Records contained in a dataset:
--- --- ---

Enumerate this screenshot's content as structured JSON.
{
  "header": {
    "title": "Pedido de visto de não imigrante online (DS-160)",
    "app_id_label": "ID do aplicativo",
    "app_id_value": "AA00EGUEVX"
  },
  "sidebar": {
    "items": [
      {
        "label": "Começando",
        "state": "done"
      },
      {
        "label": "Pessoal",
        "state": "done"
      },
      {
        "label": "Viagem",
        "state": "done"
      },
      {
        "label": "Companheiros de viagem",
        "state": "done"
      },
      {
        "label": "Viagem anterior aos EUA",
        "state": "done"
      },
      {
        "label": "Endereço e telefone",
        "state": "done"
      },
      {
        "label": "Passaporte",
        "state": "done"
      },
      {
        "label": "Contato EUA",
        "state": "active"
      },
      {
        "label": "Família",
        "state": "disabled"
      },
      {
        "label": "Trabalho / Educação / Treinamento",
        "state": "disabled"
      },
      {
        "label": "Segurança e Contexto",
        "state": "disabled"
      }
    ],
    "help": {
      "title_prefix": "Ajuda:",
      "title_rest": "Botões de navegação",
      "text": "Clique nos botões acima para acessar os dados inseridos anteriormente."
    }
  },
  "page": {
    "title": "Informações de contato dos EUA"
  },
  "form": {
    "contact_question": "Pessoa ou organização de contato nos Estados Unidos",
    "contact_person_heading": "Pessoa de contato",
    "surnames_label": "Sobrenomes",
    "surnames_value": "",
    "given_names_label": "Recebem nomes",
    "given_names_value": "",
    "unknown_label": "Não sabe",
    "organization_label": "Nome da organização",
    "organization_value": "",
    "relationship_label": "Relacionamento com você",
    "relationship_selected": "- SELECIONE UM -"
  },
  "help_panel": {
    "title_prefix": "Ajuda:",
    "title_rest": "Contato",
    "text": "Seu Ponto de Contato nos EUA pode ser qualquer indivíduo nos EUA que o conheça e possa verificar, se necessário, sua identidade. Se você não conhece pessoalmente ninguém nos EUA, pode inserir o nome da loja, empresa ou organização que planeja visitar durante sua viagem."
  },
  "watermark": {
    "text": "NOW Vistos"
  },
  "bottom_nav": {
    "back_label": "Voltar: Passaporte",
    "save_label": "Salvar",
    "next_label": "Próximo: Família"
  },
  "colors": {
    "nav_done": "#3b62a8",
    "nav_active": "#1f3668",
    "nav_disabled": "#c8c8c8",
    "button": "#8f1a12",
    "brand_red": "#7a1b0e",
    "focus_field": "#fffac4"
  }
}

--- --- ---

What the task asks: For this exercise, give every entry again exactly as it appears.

Solution for this exercise:
Enumerate this screenshot's content as structured JSON.
{
  "header": {
    "title": "Pedido de visto de não imigrante online (DS-160)",
    "app_id_label": "ID do aplicativo",
    "app_id_value": "AA00EGUEVX"
  },
  "sidebar": {
    "items": [
      {
        "label": "Começando",
        "state": "done"
      },
      {
        "label": "Pessoal",
        "state": "done"
      },
      {
        "label": "Viagem",
        "state": "done"
      },
      {
        "label": "Companheiros de viagem",
        "state": "done"
      },
      {
        "label": "Viagem anterior aos EUA",
        "state": "done"
      },
      {
        "label": "Endereço e telefone",
        "state": "done"
      },
      {
        "label": "Passaporte",
        "state": "done"
      },
      {
        "label": "Contato EUA",
        "state": "active"
      },
      {
        "label": "Família",
        "state": "disabled"
      },
      {
        "label": "Trabalho / Educação / Treinamento",
        "state": "disabled"
      },
      {
        "label": "Segurança e Contexto",
        "state": "disabled"
      }
    ],
    "help": {
      "title_prefix": "Ajuda:",
      "title_rest": "Botões de navegação",
      "text": "Clique nos botões acima para acessar os dados inseridos anteriormente."
    }
  },
  "page": {
    "title": "Informações de contato dos EUA"
  },
  "form": {
    "contact_question": "Pessoa ou organização de contato nos Estados Unidos",
    "contact_person_heading": "Pessoa de contato",
    "surnames_label": "Sobrenomes",
    "surnames_value": "",
    "given_names_label": "Recebem nomes",
    "given_names_value": "",
    "unknown_label": "Não sabe",
    "organization_label": "Nome da organização",
    "organization_value": "",
    "relationship_label": "Relacionamento com você",
    "relationship_selected": "- SELECIONE UM -"
  },
  "help_panel": {
    "title_prefix": "Ajuda:",
    "title_rest": "Contato",
    "text": "Seu Ponto de Contato nos EUA pode ser qualquer indivíduo nos EUA que o conheça e possa verificar, se necessário, sua identidade. Se você não conhece pessoalmente ninguém nos EUA, pode inserir o nome da loja, empresa ou organização que planeja visitar durante sua viagem."
  },
  "watermark": {
    "text": "NOW Vistos"
  },
  "bottom_nav": {
    "back_label": "Voltar: Passaporte",
    "save_label": "Salvar",
    "next_label": "Próximo: Família"
  },
  "colors": {
    "nav_done": "#3b62a8",
    "nav_active": "#1f3668",
    "nav_disabled": "#c8c8c8",
    "button": "#8f1a12",
    "brand_red": "#7a1b0e",
    "focus_field": "#fffac4"
  }
}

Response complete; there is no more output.